Magic. It’s a word I’ve heard in several client meetings recently after delivering parts of my data and AI solutions, especially predictive capabilities, to my clients.

“Wow Steve, you’ve got some interesting magic there.”

“Just put all that data in your cauldron, stir around, and it’ll come out clean, organized, deduplicated and enriched with semantic meaning.”

“…then Abracadabra, the computer will spit out that answer we’re looking for…”

There’s something about the outputs of data and AI that, while perfectly sensically linear to me, appear to be magic to the sales and marketing clients I’m working with. And I have mixed feelings about the word “magic.”

On the one hand, I love magic. Every year, I dress up as Merlin on Halloween and take my kids trick or treating. I’ve spent decades studying martial arts and admire the spiritual side of the practice that incorporates mysticism and defies logical explanation. A magician with a sleight of hand trick never fails to entertain, or get a few bills tossed in his busking hat.

But here’s what gets me when my clients call what I do “magic:” Data and AI are real. There’s no fakery, no tricks, no smoke or mirrors, no deception. To call something “magic” is to question its believability, its credentials, or its authenticity. I worry when my clients equate my work with something fantastic in the fantasy sense, rather than fantastic in the business sense.

But to come back to the other side of the argument: what we can do with data and AI these days is nearly unbelievable. Predict behavior? Reveal buried truth in huge data sets? Teach a computer to think? It’s does seem to come straight from a sci-fi writer’s imagination rather than something we can do right here, right now.

For one recent client, the ‘trick’ was extracting corporate data from places she didn’t think was possible.
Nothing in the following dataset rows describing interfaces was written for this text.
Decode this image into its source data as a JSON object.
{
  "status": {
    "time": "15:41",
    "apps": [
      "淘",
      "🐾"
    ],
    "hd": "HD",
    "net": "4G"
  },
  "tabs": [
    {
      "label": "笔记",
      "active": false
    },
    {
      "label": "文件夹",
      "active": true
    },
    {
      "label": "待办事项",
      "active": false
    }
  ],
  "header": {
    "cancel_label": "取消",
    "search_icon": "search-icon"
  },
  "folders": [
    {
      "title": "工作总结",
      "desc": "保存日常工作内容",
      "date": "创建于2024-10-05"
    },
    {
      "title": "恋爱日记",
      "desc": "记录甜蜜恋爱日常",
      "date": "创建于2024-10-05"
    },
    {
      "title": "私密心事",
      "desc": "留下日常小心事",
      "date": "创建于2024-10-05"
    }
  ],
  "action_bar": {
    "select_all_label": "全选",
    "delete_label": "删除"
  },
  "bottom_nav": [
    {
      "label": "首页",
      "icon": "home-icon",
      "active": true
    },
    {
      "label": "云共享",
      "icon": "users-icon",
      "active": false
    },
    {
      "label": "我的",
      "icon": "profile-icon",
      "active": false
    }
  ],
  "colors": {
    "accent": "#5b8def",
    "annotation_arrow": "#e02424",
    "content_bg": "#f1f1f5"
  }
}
We embedded information in a powerpoint image, and then ran computer simulations that not only found but also contextualized that information in a matter of minutes. Like magic.

For another, we added affinity groups to a set of marketing data and revealed a buying pattern their marketing team was wholly unaware of. They made a slight tweak to an existing campaign to gear it toward this group, and saw foot-traffic to their stores increase. Again, like magic.

At the end of the day, I think it might be a good thing that my clients see my work as magic. Delightful, surprising, astonishing and befuddling: the experience of magic is a positive one–just never forget that this is the kind of magic where you CAN believe your eyes.

See the tricks in action! We’ll bring our brand of magic to your data, and perform feats of astonishment that will amaze…and deliver tangible, measurable business results.

Contact us and say the magic word (“Abracadabra”) to find out what we can reveal for you.

Steve Smith
Steve Smith

Data and Artificial Intelligence Practice Lead